Comments for Little Mermaid II: Return to the Sea and Little Mermaid: Ariel’s Beginning are now closed.

  1. The whole era of direct-to-video crappy sequels to Disney animated classics seems to be fading from cultural memory. Hopefully it will keep fading until nobody remembers them.

  2. I could write a full-on post about why I disliked LM2. It really feels like a cash-grab with the story. Plus, the animation models and quality keep changing, not to mention a few times, it looked like they traced over Glen Keane’s pencil work on Ariel, and used it for Melody.

  3. The Little Mermaid II: Return to the Sea was made-for-television quality direct-to-video. The songs are completely forgettable, the plot almost a reverse of The Little Mermaid. But it is great to see “what happens next” and the movie has its moments, especially if you’re willing to fast forward through the dull parts.

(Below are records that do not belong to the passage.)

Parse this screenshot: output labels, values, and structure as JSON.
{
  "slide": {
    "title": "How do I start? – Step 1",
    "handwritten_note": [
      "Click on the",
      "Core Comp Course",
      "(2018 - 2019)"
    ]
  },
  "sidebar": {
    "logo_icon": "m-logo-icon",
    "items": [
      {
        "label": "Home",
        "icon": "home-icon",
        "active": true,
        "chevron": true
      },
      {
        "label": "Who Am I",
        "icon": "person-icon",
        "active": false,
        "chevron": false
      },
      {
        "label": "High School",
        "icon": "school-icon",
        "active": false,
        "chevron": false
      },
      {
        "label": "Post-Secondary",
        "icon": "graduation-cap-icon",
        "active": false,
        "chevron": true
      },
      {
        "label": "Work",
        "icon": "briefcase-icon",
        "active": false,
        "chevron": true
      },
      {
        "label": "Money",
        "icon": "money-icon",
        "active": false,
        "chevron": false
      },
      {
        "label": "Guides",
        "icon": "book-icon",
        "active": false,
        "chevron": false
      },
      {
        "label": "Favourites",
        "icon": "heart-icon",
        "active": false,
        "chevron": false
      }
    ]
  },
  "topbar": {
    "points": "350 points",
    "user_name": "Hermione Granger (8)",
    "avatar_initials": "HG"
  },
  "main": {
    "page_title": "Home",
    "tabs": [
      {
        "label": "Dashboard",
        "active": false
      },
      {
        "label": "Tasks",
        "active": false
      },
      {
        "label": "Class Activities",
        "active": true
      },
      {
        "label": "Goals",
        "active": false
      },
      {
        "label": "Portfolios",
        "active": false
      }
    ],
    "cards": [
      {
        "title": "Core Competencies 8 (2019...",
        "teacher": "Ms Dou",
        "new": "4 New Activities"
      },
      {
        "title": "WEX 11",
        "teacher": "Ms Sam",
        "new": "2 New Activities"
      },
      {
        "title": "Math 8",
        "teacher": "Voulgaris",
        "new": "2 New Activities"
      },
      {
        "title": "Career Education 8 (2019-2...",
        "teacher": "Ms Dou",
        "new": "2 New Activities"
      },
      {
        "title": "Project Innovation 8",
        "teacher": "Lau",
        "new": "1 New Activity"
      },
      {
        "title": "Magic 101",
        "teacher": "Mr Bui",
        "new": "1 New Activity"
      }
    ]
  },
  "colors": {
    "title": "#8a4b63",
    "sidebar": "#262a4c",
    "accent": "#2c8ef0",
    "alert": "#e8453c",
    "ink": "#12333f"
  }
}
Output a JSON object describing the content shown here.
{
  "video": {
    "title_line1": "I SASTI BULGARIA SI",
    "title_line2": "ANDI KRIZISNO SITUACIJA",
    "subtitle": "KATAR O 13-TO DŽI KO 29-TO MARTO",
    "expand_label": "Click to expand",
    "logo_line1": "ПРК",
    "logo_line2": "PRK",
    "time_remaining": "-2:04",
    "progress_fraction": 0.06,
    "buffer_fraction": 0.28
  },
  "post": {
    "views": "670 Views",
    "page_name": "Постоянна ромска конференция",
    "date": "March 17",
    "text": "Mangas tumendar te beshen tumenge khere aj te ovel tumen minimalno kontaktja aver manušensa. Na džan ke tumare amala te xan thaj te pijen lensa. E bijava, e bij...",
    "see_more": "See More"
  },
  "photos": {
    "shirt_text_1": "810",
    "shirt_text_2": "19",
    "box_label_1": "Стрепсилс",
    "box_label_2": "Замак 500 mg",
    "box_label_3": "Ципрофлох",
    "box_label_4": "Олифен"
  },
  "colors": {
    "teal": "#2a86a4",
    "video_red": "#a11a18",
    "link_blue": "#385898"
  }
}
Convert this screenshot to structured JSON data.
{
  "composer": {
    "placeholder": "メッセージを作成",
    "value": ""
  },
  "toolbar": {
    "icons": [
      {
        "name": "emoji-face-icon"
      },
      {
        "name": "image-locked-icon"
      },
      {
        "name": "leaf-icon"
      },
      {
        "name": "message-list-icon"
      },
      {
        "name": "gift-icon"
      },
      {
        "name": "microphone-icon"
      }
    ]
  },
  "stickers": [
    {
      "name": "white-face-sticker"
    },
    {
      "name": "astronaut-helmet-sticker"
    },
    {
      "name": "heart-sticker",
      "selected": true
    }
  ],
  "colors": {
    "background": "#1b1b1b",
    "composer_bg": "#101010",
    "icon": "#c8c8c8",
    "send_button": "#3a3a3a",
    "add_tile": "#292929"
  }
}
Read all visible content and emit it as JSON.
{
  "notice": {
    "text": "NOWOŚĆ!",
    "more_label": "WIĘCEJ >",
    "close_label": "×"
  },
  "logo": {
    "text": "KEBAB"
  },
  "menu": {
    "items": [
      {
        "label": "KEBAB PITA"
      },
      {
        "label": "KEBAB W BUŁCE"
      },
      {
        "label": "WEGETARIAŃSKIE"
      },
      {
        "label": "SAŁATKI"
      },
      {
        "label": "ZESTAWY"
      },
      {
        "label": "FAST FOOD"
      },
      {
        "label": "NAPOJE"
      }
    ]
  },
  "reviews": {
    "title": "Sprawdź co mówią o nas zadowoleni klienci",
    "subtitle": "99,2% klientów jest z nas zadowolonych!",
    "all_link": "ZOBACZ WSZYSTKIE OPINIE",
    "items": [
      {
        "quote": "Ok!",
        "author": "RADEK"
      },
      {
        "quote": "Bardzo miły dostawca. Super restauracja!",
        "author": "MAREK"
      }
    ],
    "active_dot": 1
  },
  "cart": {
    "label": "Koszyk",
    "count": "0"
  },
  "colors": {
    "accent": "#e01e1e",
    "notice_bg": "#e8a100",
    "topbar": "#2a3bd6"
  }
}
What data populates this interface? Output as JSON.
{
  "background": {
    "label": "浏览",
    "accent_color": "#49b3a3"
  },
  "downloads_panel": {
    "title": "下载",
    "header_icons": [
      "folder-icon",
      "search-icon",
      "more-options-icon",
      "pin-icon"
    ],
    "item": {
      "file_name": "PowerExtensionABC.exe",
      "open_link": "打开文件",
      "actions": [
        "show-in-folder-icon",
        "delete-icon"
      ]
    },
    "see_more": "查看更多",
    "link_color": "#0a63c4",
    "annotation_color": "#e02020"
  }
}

    Ariel’s Beginning is a travesty. The art is horrible and the songs are what you might hear playing on the speakers in Hell. By this movie, we’re just rehashing old ideas. Once again, rebellions teenage daughter goes against parent’s back to . Great to see Queen Athena, but once you’re past the first five minutes, this movie needs to be drowned in the sea.

    Both these movies are why Disney got out of the direct-to-video business. Pity, as Cinderella III and (especially) Bambi II shows that they actually can make really, really good sequels.